The Czech Republic is a red-hot European destination, and the
charms of Slovakia are slowly being discovered by Westerners as well.
The two countries share fundamental similarities in language and culture, but they
never really managed to create a common national Czechoslovak identity, after
being merged in 1918 when the Austro-Hungarian Empire collapsed.
With the lifting of the Iron Curtain in 1989 through the Velvet Revolution and the
final breakup of Czechoslovakia in to two countries in 1993, this up-to-date,
substantive insight is much needed.
This volume overviews the current social, cultural, and political scene of both
countries, so that general readers come away with a solid understanding of where the
Czechs and Slovaks have been and where they are going.
The land, people, and history chapter lays the groundwork for the rest of the
narrative.
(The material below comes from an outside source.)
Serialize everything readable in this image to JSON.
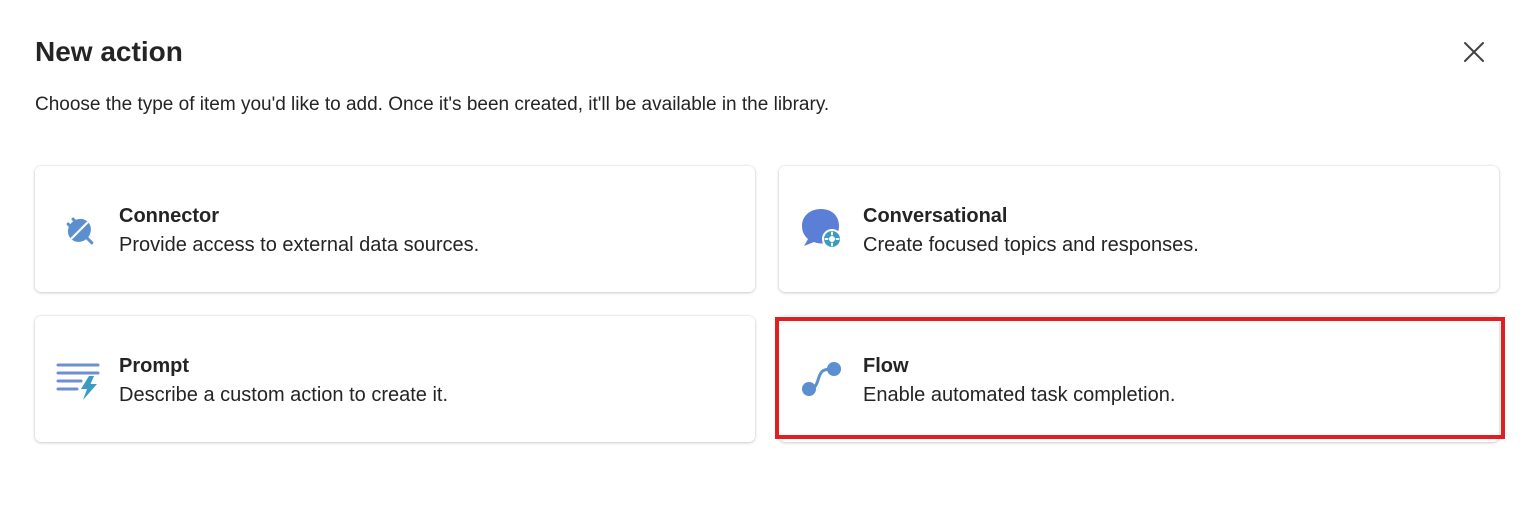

In the chapter on religion and thought, the reasons for the widespread
atheism of the Czechs and the contrasting religiosity of the Slovaks are explained.
Both peoples are shown to have relaxed attitude toward life and a love of
celebrations, with a strong beer culture.
The state of women and family and feminism in the post-Soviet era is also discussed
and readers will learn about the role of romance novels and the Czech Cosmopolitan.
The literature chapter emphasizes the Czech sense of humor and the lack of
translations of Slovakian works.
The crises in journalism and cinema are other important topics.
Finally, the strong traditions of theater and music, which have always been part of
the Czech national consciousness, are seen to be as alive and vibrant as in any
place in the world.